The present state of Children's Literature in Indigenous African Languages: The Igbo Example
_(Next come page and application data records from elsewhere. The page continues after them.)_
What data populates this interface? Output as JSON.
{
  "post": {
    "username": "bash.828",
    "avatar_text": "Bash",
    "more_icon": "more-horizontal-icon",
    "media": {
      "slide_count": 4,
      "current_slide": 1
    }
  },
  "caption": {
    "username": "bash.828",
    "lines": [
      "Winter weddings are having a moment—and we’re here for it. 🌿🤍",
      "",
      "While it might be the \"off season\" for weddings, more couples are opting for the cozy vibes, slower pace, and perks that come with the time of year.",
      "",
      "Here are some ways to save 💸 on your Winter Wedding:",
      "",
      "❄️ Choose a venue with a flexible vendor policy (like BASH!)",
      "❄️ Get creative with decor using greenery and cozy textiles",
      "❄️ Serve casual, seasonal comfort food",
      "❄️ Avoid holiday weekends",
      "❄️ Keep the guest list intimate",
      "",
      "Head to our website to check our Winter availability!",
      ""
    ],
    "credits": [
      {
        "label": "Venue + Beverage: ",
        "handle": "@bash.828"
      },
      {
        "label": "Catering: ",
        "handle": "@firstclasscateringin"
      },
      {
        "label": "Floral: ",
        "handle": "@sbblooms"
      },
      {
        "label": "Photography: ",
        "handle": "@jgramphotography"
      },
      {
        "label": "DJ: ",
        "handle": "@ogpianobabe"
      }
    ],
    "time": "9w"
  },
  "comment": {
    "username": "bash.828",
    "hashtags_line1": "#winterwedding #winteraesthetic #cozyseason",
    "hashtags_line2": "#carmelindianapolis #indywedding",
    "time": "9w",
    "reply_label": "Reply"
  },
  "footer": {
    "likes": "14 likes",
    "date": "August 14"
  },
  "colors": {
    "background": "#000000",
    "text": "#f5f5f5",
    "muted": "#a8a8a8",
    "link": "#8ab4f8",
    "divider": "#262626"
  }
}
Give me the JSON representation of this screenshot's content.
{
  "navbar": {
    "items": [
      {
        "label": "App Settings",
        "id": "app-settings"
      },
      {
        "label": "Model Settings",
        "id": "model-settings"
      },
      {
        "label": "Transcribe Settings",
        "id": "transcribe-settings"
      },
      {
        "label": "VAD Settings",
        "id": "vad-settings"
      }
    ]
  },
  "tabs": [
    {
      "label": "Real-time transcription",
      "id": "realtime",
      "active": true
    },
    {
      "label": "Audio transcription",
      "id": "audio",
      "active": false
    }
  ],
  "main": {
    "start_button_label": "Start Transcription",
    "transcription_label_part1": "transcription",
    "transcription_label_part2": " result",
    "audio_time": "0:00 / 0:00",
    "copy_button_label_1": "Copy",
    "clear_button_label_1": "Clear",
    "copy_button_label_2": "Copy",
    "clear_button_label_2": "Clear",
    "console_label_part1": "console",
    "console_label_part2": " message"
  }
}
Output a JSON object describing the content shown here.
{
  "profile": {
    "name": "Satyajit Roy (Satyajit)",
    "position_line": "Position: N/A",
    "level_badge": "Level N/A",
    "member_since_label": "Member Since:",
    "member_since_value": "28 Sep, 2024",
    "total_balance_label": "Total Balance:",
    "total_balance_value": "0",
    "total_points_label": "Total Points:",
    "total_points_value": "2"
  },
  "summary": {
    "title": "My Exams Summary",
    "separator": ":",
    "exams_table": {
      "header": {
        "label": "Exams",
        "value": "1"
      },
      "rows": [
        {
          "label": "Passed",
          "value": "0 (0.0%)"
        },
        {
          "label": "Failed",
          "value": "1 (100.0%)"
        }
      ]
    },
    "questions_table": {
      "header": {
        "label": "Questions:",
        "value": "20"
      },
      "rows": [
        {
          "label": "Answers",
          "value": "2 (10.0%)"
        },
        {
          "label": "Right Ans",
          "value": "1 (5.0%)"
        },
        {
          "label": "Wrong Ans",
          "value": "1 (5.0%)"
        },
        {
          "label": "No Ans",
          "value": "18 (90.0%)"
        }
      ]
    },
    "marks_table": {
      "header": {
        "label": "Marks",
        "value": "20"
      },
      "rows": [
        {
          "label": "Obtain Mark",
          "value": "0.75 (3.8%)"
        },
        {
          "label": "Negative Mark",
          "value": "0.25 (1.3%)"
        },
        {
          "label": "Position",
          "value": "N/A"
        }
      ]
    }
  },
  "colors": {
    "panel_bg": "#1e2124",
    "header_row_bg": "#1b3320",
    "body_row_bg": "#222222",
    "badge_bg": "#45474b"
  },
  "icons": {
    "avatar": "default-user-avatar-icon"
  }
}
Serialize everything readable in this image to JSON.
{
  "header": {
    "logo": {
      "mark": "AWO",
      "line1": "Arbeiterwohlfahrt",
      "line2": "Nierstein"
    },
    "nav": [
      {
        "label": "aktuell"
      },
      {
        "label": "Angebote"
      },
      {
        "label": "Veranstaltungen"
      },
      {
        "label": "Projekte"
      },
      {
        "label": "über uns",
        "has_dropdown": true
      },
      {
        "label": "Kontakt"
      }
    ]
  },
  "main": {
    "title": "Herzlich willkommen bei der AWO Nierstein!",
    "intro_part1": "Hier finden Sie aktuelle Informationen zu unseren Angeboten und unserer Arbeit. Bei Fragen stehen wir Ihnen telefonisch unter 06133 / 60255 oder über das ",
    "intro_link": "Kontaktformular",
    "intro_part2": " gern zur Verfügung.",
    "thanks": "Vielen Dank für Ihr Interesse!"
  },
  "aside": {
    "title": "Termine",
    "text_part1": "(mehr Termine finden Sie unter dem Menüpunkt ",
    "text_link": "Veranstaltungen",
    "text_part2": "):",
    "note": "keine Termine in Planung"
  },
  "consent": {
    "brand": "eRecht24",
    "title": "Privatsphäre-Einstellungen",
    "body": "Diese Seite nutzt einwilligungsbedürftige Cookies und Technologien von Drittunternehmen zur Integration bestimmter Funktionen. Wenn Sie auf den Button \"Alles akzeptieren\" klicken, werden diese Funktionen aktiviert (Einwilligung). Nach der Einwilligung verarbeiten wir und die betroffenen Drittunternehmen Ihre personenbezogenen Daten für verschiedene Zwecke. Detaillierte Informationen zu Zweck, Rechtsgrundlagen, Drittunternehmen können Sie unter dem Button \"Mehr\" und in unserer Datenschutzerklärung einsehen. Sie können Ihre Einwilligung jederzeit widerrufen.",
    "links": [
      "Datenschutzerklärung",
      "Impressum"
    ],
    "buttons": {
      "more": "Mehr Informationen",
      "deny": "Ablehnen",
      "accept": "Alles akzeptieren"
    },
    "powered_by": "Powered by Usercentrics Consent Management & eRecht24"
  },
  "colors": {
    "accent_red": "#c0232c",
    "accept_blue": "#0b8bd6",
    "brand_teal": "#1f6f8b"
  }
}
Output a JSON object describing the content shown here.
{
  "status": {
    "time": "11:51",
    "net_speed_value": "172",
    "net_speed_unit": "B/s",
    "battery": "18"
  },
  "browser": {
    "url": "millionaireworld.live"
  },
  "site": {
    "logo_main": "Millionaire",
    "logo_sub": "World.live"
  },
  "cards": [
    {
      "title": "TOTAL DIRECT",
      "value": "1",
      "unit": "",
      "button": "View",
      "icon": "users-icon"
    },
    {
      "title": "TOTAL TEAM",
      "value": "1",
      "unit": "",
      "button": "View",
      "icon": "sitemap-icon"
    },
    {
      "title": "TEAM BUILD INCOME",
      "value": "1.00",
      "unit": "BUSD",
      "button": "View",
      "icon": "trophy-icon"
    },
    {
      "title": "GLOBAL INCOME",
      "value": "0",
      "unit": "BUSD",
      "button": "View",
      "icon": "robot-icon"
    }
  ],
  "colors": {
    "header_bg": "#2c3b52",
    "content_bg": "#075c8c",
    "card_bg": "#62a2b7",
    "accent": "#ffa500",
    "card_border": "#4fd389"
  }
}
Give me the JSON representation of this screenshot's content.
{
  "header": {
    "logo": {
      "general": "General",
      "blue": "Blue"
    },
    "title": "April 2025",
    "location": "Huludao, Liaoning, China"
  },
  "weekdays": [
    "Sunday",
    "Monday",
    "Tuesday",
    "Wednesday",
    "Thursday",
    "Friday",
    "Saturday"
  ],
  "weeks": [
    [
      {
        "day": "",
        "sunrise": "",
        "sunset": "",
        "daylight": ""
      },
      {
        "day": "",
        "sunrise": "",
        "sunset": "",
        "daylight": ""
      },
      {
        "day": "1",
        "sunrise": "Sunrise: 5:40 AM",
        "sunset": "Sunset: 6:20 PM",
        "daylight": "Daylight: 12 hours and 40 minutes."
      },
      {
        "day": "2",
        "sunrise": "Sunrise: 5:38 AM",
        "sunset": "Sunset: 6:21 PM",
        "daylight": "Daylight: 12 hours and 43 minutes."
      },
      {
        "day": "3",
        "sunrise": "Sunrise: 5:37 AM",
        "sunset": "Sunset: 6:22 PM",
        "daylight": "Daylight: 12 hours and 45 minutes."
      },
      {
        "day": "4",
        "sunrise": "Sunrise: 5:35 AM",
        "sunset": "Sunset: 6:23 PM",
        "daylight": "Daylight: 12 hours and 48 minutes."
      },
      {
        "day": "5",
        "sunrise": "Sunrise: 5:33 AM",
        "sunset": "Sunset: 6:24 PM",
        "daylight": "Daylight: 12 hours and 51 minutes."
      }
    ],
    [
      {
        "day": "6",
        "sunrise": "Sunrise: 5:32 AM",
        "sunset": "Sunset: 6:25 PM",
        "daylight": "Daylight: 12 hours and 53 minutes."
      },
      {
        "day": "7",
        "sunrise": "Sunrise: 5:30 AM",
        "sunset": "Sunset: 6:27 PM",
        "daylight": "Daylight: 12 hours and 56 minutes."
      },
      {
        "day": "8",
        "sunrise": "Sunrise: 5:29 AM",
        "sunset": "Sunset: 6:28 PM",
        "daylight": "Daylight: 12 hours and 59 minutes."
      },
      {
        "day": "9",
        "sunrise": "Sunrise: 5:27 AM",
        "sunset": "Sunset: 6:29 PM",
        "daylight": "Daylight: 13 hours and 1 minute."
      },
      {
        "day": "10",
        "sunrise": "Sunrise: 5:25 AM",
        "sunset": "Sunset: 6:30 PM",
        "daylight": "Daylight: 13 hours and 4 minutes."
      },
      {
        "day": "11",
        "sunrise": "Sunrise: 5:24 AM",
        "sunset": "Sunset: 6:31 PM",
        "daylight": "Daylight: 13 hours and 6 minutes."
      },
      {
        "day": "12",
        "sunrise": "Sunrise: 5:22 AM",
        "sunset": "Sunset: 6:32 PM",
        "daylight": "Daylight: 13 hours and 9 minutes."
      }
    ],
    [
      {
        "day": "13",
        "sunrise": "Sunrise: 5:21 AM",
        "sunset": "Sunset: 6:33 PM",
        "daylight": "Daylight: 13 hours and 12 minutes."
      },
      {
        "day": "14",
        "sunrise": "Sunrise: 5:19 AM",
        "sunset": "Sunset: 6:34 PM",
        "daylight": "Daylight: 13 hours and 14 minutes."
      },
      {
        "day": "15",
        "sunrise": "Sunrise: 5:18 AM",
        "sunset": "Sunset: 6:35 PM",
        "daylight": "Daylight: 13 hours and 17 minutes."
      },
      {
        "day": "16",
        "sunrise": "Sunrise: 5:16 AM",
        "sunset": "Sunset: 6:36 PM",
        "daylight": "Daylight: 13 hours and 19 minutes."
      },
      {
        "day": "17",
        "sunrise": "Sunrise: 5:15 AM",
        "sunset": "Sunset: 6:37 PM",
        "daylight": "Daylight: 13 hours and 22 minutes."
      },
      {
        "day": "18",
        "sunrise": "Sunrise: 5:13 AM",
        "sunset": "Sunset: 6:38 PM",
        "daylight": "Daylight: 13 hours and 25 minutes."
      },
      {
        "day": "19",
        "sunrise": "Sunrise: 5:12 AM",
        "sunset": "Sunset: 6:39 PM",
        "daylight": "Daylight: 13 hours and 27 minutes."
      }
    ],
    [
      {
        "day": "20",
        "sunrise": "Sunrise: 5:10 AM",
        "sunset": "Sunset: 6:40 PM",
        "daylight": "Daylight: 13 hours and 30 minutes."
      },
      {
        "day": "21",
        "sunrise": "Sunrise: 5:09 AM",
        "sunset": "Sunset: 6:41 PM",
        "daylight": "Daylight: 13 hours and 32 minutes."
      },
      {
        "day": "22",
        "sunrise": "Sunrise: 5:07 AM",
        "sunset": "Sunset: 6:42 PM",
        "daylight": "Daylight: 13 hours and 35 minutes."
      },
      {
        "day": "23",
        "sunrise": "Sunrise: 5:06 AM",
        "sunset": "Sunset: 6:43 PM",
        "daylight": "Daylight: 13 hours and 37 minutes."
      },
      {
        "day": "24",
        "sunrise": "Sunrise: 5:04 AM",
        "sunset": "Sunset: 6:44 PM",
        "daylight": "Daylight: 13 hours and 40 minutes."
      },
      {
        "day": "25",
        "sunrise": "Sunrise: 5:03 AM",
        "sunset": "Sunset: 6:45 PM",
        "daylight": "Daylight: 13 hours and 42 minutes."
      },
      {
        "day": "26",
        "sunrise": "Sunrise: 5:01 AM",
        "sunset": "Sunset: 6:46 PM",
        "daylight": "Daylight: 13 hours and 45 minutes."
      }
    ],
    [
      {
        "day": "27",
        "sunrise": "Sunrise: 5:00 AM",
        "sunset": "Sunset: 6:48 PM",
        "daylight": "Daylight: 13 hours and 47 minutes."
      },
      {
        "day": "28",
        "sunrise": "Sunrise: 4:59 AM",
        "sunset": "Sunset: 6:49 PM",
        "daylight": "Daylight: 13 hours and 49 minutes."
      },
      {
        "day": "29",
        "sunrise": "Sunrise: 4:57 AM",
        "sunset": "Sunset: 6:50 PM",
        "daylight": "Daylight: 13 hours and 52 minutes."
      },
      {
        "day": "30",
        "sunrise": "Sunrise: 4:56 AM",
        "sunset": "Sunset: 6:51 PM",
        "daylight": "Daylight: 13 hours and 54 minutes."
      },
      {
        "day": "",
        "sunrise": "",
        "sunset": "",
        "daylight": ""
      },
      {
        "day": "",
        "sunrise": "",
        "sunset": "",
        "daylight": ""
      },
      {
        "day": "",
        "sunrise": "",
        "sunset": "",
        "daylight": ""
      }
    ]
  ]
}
This work tries to explore the state of children’s indigenous literature at both nursery and lower primary levels of education in Igbo speech community of Eastern Nigeria. As a result of the perceived decline in proficiency in both oral and written forms of the language among the younger generation of ‘Ndigbo’ and which has given rise to obvious fear of the language degenerating to a state of endangerment, some committed individuals and groups have organized and are still organizing significant language crusade against the prevalent negative language attitude of ‘Ndigbo’ towards their language. This effort, it is hoped, will engender the infusion of the spirit of revitalization and rebirth and the eventual language pride into the owners of Igbo language. It is a well known fact that Children’s literature provides opportunity of response, appreciation and internalization of one’s cultural heritage as well as the nurture, growth and development of the children’s self perception and language skills which result to the internal urge of transferring same to posterity. In view of these, this study explores the extent the language crusade at present going on in Igbo society has really actualized the targeted goals, and inquires whether the crusaders also have early childhood education (nursery and lower primary) in mind as part of their targets. This study will equally examine the current state of the indigenous children’s literature: prose, poetry, drama, including nursery rhymes at this crucial formation stage in relation with the existing school curriculum. With the fact that early exposure of children to indigenous literature is one of the major measures of revitalizing and stabilizing languages, this research will premise its search on Fishman’s theoretical framework for language revitalization and shift. Based on the findings, some recommendations will be made and some relevant revitalization techniques also be suggested.